If you feel you just don't have that gift of natural connection, don't worry. Great interpersonal skills can be learned. You can become aware of others and engage them more naturally and easily than you think. You first need to get over your belief that you're "just not a people person" and that it's not your responsibility to foster teamwork -- just results.
When I set out to create my own brand, I didn't want just another tagline. I wanted a rallying cry. A call to arms to start aligning our careers and businesses with the values that matter to each of us. So of course, my tagline had to reflect my own core values. It had to be brave, fun and real: me.
Most successful people will concede that they've achieved their success because they understand that failure taught them how to succeed. We learn and grow from our failures. They teach us how to deal with adversity and disappointment, what it takes to achieve goals, and they give us an appreciation for the journey.
True success of an entrepreneur comes not from their ideas, but from their inner mindset and character traits. It takes a certain type of leader to endure startup life and persevere past the hurdles that will inevitable lay ahead in their efforts to inspire disruption or bring a new innovation to life.
If you aren't aware of your clients' changing needs, how can you make sure you're still meeting them? You need to make sure you are helping to solve your clients' business problems rather than just selling them your products. And how does your product offering stack up against a saturated market? Do you stand out?
The business world has always been a lot like the world of sports. You work as a team. You face off against competitors. You can win and you can lose. While there is no finish line or final buzzer in business, entrepreneurs require the same single-minded focus and determination to reach their goals. On the eve of the 2015 Toronto Pan Am Games, here are five tips small businesses can learn from the world's best athletes:
Without careful attention to some of the ways data can be misused, we run the risk of acting on those insights with potentially damaging outcomes. Identifying mistakes individuals and organizations make when dealing with data is important not just to data analysts and decision makers, but to the public too.
In an age where one well-placed tweet or a vine secretly filmed by an unengaged employee or unsatisfied customer can cost a company millions of dollars, business leaders will have to adapt or die. The inner workings of a company are no longer strictly "inner." And within this reality, transparency is the secret weapon for leaders in the new economy.
Each of us, male or female, form our identity using a combination of who we are inside and what the outside world feeds back to us. It's the latter that creates a problem for ambitious women. When people around us make it clear they don't see our gender as leaders, through actions or lack of action, it is more difficult for us to believe it as well.
Last year Canada garnered global headlines when it made an historic shift to a federally legal, commercial medical cannabis industry. In the rush to establish new companies, produce consistent supply of quality products, and develop relationships with physicians and patients, the industry has failed to clearly articulate a common code of ethics.

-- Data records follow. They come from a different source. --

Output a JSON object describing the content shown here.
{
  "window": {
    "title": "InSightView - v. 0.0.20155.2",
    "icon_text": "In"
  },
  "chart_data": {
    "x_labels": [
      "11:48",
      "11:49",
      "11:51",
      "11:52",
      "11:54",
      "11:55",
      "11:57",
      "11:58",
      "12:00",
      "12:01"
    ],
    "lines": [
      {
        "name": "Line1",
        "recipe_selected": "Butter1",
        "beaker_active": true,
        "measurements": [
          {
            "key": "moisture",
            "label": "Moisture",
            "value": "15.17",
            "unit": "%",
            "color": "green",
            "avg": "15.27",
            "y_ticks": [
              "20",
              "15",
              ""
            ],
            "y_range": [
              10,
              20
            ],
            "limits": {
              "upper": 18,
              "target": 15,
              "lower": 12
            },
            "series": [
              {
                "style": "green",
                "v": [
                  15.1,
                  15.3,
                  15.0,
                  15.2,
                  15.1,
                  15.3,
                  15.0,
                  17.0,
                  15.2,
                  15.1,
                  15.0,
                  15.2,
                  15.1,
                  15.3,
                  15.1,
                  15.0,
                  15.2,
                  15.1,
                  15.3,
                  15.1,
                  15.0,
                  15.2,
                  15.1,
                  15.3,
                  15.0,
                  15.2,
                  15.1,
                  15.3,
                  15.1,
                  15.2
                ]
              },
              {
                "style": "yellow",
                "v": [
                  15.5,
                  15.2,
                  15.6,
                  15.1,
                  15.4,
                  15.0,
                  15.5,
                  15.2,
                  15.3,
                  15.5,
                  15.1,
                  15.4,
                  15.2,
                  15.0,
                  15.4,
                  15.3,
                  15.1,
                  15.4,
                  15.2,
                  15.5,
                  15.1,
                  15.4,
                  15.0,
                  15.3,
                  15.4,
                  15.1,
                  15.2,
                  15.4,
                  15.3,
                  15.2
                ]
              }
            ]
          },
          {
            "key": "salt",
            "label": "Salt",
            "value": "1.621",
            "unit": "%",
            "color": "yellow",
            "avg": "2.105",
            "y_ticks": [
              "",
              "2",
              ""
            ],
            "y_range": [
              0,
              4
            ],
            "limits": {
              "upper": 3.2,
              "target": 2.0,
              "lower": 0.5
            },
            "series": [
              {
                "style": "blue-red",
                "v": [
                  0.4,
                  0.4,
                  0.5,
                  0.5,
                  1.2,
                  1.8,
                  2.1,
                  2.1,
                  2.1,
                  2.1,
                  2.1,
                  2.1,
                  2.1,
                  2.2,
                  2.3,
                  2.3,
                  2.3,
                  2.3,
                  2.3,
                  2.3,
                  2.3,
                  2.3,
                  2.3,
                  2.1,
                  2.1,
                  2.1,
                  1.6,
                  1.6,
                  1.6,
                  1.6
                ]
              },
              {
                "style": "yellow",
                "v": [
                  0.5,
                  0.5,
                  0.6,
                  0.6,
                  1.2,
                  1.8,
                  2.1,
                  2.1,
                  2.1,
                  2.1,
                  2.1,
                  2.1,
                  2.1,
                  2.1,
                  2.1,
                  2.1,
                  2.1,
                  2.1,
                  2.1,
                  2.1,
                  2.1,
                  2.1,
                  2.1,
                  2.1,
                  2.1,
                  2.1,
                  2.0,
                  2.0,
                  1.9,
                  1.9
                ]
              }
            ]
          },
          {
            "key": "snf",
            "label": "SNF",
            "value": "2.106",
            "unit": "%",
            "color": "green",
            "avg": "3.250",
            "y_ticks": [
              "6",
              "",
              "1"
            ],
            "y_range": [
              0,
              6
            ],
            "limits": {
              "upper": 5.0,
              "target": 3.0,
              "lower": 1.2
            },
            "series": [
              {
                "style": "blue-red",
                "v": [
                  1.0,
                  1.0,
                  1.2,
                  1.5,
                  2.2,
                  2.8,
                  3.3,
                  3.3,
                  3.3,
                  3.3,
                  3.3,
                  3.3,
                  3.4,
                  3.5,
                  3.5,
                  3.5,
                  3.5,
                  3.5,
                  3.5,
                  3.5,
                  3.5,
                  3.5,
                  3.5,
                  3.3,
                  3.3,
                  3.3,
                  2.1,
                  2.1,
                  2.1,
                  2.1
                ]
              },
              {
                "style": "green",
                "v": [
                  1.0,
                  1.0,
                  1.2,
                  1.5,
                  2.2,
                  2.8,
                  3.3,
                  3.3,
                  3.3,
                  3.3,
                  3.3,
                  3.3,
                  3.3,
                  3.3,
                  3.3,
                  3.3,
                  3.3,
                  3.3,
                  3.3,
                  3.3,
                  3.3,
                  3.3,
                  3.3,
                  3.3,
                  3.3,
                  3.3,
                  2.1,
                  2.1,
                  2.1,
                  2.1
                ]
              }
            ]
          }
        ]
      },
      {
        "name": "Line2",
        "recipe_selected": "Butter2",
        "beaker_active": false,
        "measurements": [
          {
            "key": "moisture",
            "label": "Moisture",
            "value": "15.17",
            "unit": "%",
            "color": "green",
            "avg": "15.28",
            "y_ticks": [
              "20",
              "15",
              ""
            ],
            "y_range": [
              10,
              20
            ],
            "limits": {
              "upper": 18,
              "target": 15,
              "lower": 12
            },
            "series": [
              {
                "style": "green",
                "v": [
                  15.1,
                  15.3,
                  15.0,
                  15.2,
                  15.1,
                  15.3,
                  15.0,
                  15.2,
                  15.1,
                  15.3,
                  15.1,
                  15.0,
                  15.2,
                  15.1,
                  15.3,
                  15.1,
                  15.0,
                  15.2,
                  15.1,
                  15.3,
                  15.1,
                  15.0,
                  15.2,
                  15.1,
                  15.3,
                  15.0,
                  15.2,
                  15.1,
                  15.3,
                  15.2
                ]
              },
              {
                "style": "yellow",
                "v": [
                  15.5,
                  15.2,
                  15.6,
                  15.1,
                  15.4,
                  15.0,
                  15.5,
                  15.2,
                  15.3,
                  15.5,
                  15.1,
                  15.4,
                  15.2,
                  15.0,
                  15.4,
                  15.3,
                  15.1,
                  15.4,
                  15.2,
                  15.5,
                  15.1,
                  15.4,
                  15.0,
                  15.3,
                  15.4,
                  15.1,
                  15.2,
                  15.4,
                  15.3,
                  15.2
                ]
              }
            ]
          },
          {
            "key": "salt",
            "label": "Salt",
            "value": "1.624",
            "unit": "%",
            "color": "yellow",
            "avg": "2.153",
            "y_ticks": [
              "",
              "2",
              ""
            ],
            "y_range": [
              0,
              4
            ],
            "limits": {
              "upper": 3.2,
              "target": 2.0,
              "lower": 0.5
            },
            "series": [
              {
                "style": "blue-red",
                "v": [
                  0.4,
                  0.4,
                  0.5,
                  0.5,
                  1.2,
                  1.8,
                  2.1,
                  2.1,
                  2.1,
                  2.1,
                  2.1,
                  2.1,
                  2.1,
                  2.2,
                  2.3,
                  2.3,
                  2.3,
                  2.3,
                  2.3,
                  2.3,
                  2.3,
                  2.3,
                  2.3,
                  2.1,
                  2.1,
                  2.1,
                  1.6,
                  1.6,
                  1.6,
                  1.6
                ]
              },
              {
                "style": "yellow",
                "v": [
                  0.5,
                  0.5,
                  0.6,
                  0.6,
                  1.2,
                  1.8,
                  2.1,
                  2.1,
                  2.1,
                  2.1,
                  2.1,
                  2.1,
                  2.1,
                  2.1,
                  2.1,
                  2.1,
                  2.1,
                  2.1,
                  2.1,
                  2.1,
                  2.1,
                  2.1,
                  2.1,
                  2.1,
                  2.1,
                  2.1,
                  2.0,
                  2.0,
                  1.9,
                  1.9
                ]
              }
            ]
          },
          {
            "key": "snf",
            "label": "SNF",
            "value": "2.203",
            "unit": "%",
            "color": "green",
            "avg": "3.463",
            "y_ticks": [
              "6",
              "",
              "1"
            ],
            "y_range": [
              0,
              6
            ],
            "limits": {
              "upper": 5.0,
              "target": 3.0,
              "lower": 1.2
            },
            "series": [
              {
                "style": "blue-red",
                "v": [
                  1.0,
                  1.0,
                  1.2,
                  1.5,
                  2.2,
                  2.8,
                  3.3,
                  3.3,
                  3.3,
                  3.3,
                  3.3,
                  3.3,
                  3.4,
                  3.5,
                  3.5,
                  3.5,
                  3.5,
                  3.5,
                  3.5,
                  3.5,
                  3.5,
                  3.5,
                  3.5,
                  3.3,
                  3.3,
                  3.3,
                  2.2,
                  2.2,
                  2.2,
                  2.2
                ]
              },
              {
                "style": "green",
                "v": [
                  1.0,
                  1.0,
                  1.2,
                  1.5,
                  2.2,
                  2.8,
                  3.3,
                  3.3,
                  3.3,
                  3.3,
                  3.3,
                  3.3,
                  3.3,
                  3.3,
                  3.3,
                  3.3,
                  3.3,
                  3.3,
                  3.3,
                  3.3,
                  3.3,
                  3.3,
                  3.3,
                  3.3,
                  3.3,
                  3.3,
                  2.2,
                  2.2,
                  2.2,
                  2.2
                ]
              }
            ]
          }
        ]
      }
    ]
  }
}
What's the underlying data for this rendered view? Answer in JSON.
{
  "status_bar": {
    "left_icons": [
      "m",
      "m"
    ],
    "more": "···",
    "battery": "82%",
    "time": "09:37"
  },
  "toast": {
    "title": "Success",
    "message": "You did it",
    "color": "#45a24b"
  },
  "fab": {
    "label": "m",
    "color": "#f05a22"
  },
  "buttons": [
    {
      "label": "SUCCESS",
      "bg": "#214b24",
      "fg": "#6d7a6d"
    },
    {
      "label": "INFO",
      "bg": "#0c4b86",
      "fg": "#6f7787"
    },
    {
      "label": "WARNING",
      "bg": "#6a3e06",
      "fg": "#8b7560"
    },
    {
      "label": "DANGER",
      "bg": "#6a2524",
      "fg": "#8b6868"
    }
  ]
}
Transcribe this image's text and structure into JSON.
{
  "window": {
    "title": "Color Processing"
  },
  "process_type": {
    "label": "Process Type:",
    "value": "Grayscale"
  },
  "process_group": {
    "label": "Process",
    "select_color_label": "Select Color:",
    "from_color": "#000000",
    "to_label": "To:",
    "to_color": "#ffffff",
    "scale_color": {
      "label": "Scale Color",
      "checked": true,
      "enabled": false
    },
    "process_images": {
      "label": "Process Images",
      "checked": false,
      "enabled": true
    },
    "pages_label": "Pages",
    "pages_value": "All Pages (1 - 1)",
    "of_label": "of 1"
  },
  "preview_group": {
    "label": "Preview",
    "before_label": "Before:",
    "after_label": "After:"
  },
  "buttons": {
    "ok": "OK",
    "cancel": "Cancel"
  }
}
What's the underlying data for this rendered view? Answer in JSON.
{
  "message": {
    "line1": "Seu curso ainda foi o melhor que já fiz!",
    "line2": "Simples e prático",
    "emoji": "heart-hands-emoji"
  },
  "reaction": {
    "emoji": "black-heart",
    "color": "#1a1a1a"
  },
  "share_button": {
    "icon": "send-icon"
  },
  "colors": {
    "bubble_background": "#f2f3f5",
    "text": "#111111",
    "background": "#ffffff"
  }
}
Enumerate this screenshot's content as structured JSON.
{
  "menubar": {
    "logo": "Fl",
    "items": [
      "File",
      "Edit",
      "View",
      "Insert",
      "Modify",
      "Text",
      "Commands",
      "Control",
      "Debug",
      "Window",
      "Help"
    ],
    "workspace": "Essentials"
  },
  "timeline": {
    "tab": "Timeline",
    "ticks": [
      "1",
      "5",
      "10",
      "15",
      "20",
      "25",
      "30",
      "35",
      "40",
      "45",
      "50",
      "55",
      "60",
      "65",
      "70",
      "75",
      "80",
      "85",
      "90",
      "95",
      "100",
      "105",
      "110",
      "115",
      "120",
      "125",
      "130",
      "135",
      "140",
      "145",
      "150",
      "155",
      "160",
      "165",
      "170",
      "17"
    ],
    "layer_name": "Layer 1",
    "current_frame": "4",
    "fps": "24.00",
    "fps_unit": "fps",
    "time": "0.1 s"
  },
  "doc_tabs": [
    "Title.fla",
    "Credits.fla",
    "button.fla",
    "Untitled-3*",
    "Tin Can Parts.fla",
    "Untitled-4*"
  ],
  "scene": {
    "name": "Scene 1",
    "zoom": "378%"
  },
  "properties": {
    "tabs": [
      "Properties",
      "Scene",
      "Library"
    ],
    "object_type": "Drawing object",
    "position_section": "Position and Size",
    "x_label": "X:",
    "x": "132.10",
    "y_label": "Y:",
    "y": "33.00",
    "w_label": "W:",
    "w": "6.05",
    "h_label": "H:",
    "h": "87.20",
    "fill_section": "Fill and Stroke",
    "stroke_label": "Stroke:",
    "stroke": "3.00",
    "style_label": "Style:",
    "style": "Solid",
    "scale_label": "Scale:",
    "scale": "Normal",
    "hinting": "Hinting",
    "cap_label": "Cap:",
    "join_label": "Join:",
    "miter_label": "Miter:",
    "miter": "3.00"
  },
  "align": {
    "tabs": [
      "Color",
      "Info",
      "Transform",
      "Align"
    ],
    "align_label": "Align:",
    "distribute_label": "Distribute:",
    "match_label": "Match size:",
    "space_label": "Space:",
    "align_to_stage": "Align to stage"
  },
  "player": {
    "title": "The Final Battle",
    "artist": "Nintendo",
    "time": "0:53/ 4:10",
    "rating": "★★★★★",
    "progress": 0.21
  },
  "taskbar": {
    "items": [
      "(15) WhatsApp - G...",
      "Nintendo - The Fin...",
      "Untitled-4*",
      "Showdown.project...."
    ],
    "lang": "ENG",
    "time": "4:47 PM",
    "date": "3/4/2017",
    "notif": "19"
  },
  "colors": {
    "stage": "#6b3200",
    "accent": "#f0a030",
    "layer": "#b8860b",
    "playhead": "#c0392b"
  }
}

As a business writer, people often ask me what books they should read to become better leaders. For years, my answer has been the same: read good fiction. If you want to learn how people think and behave, read a novel, a short story, or a play. Think of how effective we could be as leaders if we used our understanding of people to better empathize with our employees, clients, and boards.